++++ Supplied data ++++
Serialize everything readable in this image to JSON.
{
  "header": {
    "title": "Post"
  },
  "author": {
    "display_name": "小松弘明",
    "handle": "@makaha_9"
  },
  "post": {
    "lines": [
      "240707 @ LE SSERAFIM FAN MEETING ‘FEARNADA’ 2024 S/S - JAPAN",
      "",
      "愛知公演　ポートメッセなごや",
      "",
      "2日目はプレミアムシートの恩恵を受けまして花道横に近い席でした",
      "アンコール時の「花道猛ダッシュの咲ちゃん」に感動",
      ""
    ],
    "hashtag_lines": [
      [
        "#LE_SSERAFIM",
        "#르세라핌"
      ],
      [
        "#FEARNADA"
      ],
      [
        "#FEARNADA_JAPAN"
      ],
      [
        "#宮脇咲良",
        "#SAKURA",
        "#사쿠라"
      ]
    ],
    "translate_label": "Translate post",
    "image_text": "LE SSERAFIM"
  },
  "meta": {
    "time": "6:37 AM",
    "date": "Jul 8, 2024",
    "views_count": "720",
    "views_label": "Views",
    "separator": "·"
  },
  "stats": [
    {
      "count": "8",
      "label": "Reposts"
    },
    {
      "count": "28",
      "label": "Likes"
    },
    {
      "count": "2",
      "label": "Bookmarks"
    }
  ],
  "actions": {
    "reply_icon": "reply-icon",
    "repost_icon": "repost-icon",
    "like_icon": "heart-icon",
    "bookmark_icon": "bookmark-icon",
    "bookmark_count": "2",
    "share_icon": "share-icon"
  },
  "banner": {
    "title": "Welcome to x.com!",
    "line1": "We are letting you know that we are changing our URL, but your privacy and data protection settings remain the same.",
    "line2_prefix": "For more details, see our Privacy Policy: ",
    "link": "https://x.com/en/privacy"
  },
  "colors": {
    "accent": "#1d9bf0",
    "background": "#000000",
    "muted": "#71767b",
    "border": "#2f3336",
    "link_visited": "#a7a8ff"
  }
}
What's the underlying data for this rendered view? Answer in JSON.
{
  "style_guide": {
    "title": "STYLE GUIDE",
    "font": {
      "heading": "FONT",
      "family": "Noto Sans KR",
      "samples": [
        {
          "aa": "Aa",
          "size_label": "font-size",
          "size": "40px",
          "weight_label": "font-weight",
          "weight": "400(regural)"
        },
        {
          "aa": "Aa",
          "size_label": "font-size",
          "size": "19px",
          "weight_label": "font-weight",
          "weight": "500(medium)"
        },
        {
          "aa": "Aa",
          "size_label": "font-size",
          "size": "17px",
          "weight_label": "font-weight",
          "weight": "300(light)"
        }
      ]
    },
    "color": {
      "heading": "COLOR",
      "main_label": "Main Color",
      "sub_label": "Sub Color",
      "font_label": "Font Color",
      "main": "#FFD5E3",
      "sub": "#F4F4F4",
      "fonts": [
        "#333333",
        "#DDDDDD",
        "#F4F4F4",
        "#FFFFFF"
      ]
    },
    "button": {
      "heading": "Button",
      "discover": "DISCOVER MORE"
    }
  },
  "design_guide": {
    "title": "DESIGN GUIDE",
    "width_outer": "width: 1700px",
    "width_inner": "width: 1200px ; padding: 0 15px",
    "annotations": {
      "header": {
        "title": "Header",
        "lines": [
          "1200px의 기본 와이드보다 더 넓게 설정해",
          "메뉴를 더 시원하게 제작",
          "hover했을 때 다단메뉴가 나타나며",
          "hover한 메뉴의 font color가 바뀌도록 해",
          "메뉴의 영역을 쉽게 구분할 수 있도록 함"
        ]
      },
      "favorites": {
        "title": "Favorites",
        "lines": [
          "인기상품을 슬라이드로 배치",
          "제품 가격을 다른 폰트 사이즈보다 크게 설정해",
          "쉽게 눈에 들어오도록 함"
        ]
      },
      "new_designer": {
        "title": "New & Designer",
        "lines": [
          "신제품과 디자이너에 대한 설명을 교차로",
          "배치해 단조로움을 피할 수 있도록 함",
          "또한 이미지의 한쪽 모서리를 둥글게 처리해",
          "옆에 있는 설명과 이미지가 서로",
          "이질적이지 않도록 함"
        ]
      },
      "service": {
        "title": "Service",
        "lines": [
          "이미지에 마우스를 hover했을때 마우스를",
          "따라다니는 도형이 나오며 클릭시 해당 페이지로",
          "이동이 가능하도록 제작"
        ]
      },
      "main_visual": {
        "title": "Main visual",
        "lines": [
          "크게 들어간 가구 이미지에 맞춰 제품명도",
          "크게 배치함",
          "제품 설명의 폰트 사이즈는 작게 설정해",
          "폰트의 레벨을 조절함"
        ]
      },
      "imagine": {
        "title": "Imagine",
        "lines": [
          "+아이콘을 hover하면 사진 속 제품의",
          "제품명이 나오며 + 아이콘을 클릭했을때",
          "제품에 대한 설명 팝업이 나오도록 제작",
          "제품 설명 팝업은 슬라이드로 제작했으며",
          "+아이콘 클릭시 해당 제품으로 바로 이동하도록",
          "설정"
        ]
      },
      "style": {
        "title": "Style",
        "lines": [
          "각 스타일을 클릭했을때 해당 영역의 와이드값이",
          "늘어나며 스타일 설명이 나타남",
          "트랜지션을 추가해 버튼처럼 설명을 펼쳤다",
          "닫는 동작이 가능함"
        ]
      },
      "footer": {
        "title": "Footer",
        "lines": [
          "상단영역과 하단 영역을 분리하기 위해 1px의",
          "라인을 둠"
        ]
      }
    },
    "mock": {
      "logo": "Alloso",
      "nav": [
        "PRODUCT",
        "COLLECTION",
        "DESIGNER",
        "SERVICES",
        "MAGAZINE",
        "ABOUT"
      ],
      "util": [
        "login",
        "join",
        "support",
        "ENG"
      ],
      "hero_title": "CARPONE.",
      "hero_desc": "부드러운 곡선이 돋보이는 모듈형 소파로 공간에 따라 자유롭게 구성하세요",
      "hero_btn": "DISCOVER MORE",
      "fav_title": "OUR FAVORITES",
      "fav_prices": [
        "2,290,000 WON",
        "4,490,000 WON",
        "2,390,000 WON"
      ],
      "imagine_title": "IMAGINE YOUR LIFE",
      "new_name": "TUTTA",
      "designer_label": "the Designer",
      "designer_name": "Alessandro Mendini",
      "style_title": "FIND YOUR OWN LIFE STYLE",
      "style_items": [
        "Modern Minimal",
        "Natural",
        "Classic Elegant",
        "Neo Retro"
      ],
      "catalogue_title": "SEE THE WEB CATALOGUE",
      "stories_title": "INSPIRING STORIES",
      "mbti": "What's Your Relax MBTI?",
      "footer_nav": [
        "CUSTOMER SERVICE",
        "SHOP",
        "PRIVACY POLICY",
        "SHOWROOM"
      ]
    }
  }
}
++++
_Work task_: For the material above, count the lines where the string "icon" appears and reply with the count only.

_Solution to this problem_: 5